This certainly appears to be a goal for Microsoft with their MSIX container format. Unfortunately, at the time of recording this video, not all Windows applications will work in this format. Regardless of the compatibility rate, Microsoft is correct in believing containers will play a big part on Windows application management, application, security and general Windows desktop security.

On a previous episode of this series, I covered some of the benefits Containers bring when it comes to application management such as the ability to quickly and dynamically deliver applications and application updates, as well package and manage applications programmatically. This is something Developers and infrastructure teams have been doing for years with solutions like Docker. In a time where the number of cyber-attacks is increasing, yielding more and more vulnerabilities being exploited, it is imperative you are able to quickly deploy application updates.

Some enterprises have selectively decided to enable auto updates within certain applications.

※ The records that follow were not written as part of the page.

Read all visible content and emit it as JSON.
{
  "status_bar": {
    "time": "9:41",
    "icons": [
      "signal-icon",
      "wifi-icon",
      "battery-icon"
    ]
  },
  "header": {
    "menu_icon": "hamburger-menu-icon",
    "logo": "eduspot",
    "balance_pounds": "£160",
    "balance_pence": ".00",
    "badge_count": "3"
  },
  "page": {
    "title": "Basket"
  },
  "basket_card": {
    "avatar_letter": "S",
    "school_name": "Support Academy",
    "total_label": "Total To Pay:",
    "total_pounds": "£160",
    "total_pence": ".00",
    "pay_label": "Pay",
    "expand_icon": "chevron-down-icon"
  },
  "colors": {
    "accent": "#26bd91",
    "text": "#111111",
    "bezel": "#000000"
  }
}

Unfortunately, application updates frequently fail. These failure rates compound when vendors leverage dated package formats such as MSIs and EXEs – making it even more regrettable MSIX has had a slow uptake from vendors. As a result, enterprises who enable auto updates are subjecting themselves to the possibility of failed application updates due to shortcomings of vendor package formats. When updates go awry, you’re on the hook to reactively fix them, which can be extremely time-consuming. While Package Managers do help expedite the deployment of application updates, the same blind spot exists due to dated package formats.

Application Containers Limit Risk Exposure

Application containers ARE the solution. They eliminate issues like application conflicts, failed uninstalls and updates, plus they are extensible. So much so that existing Win32 applications from vendors can be automatically packaged into containers and deployed to any modern OS. Containers are perfect for the automation of packaging and management of applications and lower the risk when deploying patches quickly due to the fact applications deployed as containers can be rapidly rolled back to a previous version, if needed.

Application containers also provide isolation and true user targeting which limits the exposure of application files, registries, and components to entitled users. They can prevent copying in and out of the container space to ensure integrity of the containers and the local desktop plus the payload can be uniquely encrypted per machine.

All these benefits address the most complicated area of Windows desktop security: the Applications. There are hundreds or thousands of them in enterprise IT environments and they require updates more often than ever. Because no two applications are the same, managing them may seem like an insurmountable challenge, especially for understaffed EUC teams who rely on traditional package formats and tooling. The need to modernize Windows application management has never been greater. IT teams and Microsoft alike are recognizing the need for application containers. I’d go as far as saying they are essential to the future of Windows desktops.

Subscribe to the Office of the Technologist

And on that point, I would like to encourage you to check out some of our great articles on extending DevOps capabilities to the management of your Windows applications with containers. Be sure to follow us on YouTube for more videos on the state of EUC and subscribe to our Office of the Technologist email list below for all the latest Windows technologies and trends.

About numecent

Numecent is an award-winning cloud technology provider headquartered in Irvine, California. The company’s technology portfolio, built upon 64 patents (and counting), simplifies the mobilization and management of Windows applications across modern desktop and multi-cloud environments. Enterprises around the world – including the largest Fortune 500 companies, cloud service providers, and MSPs – leverage these technologies to package and deploy thousands of applications to millions of end-users in a friction-free manner every day.

See Numecent in Action!

Schedule a demonstration with our Solutions Architects to see how we can simplify the mobilization and management of your entire Windows application estate across modern desktop and multi-cloud environments.